Almost all wattles have cream to golden flowers. The small flowers are arranged in spherical to cylindrical inflorescences, with only the stamens prominent. Wattles have been extensively introduced into New Zealand and are regarded by many New Zealanders as one of the most typical features of their home landscape.
Additional recommended knowledge
A. baileyana is used in Europe in the cut flower industry. It is also used as food for bees in the production of honey.
Less than 0.02% alkaloids were found in a chemical analysis of Acacia baileyana.
This plant is adaptable and easy to grow. Unfortunately it has an ability to naturalize (i.e. escape) into surrounding bushland. Also, it hybridizes with some other wattles, notably the rare and endangered Sydney Basin species Acacia pubescens.
A prostrate weeping form is in cultivation.
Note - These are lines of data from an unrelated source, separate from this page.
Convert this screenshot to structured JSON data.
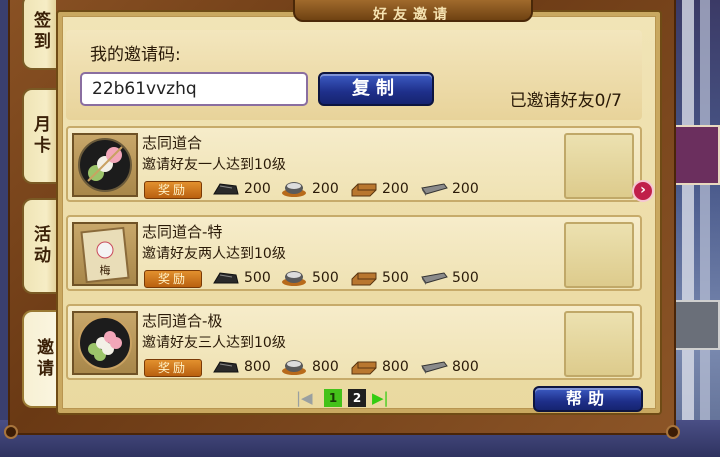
{
  "window": {
    "title": "好友邀请"
  },
  "tabs": [
    {
      "label": "签到"
    },
    {
      "label": "月卡"
    },
    {
      "label": "活动"
    },
    {
      "label": "邀请"
    }
  ],
  "invite": {
    "label": "我的邀请码:",
    "code": "22b61vvzhq",
    "copy_label": "复制",
    "invited_text": "已邀请好友0/7"
  },
  "quests": [
    {
      "title": "志同道合",
      "desc": "邀请好友一人达到10级",
      "reward_label": "奖励",
      "rewards": [
        "200",
        "200",
        "200",
        "200"
      ]
    },
    {
      "title": "志同道合-特",
      "desc": "邀请好友两人达到10级",
      "reward_label": "奖励",
      "rewards": [
        "500",
        "500",
        "500",
        "500"
      ]
    },
    {
      "title": "志同道合-极",
      "desc": "邀请好友三人达到10级",
      "reward_label": "奖励",
      "rewards": [
        "800",
        "800",
        "800",
        "800"
      ]
    }
  ],
  "pager": {
    "pages": [
      "1",
      "2"
    ],
    "current": "1"
  },
  "help_label": "帮助",
  "icons": {
    "resource_1": "iron-ore-icon",
    "resource_2": "rice-bowl-icon",
    "resource_3": "wood-plank-icon",
    "resource_4": "steel-ingot-icon",
    "next": "chevron-right-icon"
  }
}
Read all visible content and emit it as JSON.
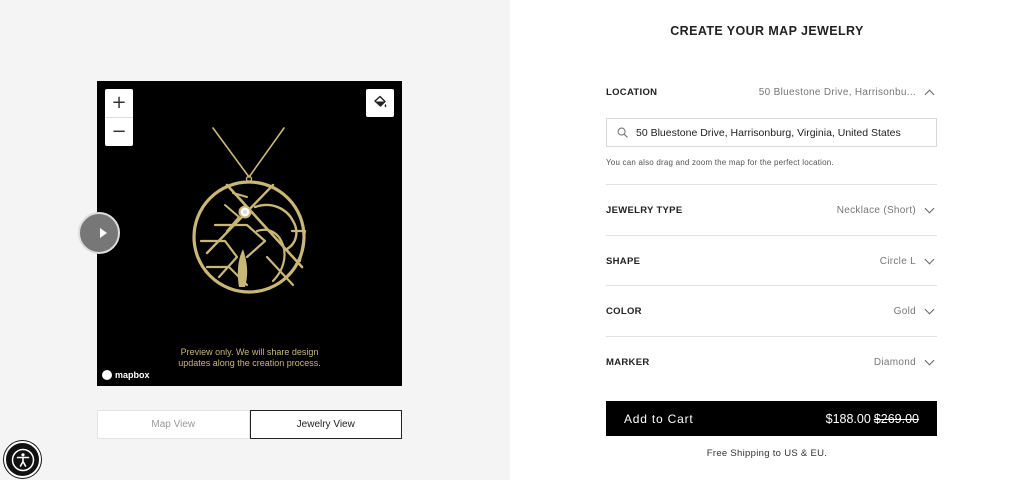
{
  "preview": {
    "zoom_in_label": "+",
    "zoom_out_label": "−",
    "note_line1": "Preview only. We will share design",
    "note_line2": "updates along the creation process.",
    "mapbox_label": "mapbox",
    "icons": {
      "paint": "paint-bucket-icon",
      "play": "play-icon",
      "accessibility": "accessibility-icon"
    }
  },
  "view_toggle": {
    "map_view": "Map View",
    "jewelry_view": "Jewelry View",
    "selected": "Jewelry View"
  },
  "configurator": {
    "title": "CREATE YOUR MAP JEWELRY",
    "location": {
      "label": "LOCATION",
      "value": "50 Bluestone Drive, Harrisonbu...",
      "search_value": "50 Bluestone Drive, Harrisonburg, Virginia, United States",
      "helper": "You can also drag and zoom the map for the perfect location."
    },
    "options": [
      {
        "label": "JEWELRY TYPE",
        "value": "Necklace (Short)"
      },
      {
        "label": "SHAPE",
        "value": "Circle L"
      },
      {
        "label": "COLOR",
        "value": "Gold"
      },
      {
        "label": "MARKER",
        "value": "Diamond"
      }
    ]
  },
  "cart": {
    "label": "Add to Cart",
    "price": "$188.00",
    "original_price": "$269.00",
    "shipping": "Free Shipping to US & EU."
  },
  "colors": {
    "gold": "#c9b776",
    "black": "#000000",
    "panel_bg": "#f4f4f4"
  }
}
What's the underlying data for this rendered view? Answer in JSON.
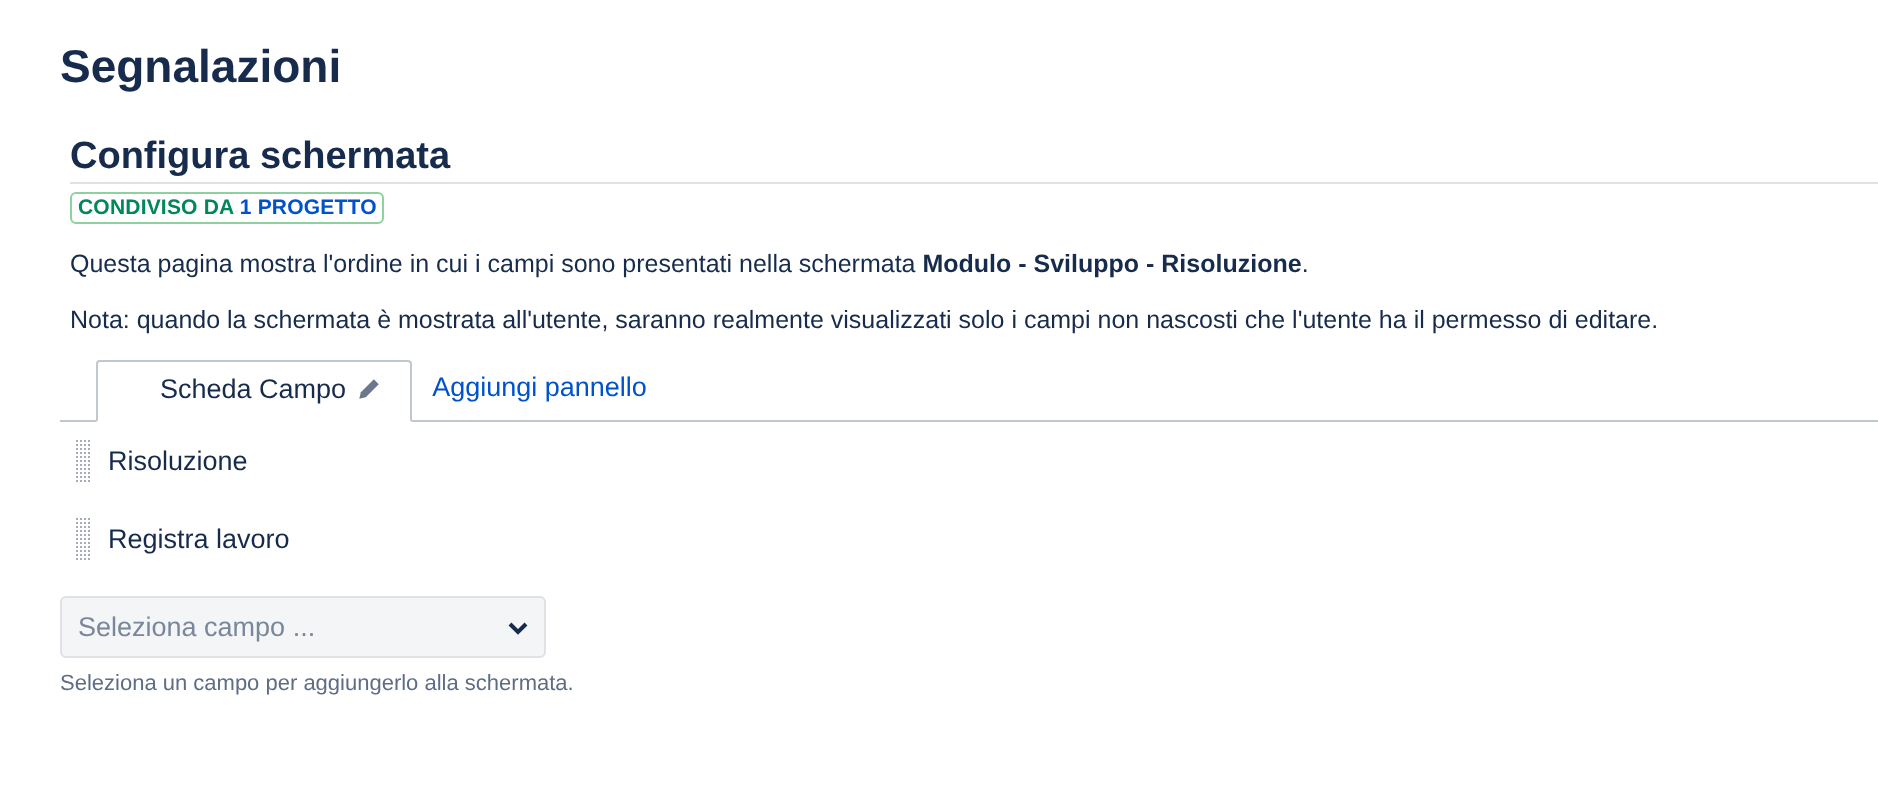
{
  "page_title": "Segnalazioni",
  "section_title": "Configura schermata",
  "badge": {
    "label": "CONDIVISO DA",
    "count": "1 PROGETTO"
  },
  "description": "Questa pagina mostra l'ordine in cui i campi sono presentati nella schermata **Modulo - Sviluppo - Risoluzione**.",
  "note": "Nota: quando la schermata è mostrata all'utente, saranno realmente visualizzati solo i campi non nascosti che l'utente ha il permesso di editare.",
  "tabs": [
    {
      "label": "Scheda Campo",
      "kind": "tab",
      "selected": true
    },
    {
      "label": "Aggiungi pannello",
      "kind": "link",
      "selected": false
    }
  ],
  "fields": [
    {
      "label": "Risoluzione"
    },
    {
      "label": "Registra lavoro"
    }
  ],
  "field_select": {
    "placeholder": "Seleziona campo ..."
  },
  "help_text": "Seleziona un campo per aggiungerlo alla schermata."
}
The fine foliage of the original Cootamundra wattle is grey-green, but a blue-purple foliaged form, known as 'Purpurea' is very popular.
|This article is licensed under the GNU Free Documentation License. It uses material from the Wikipedia article "Acacia_baileyana". A list of authors is available in Wikipedia.|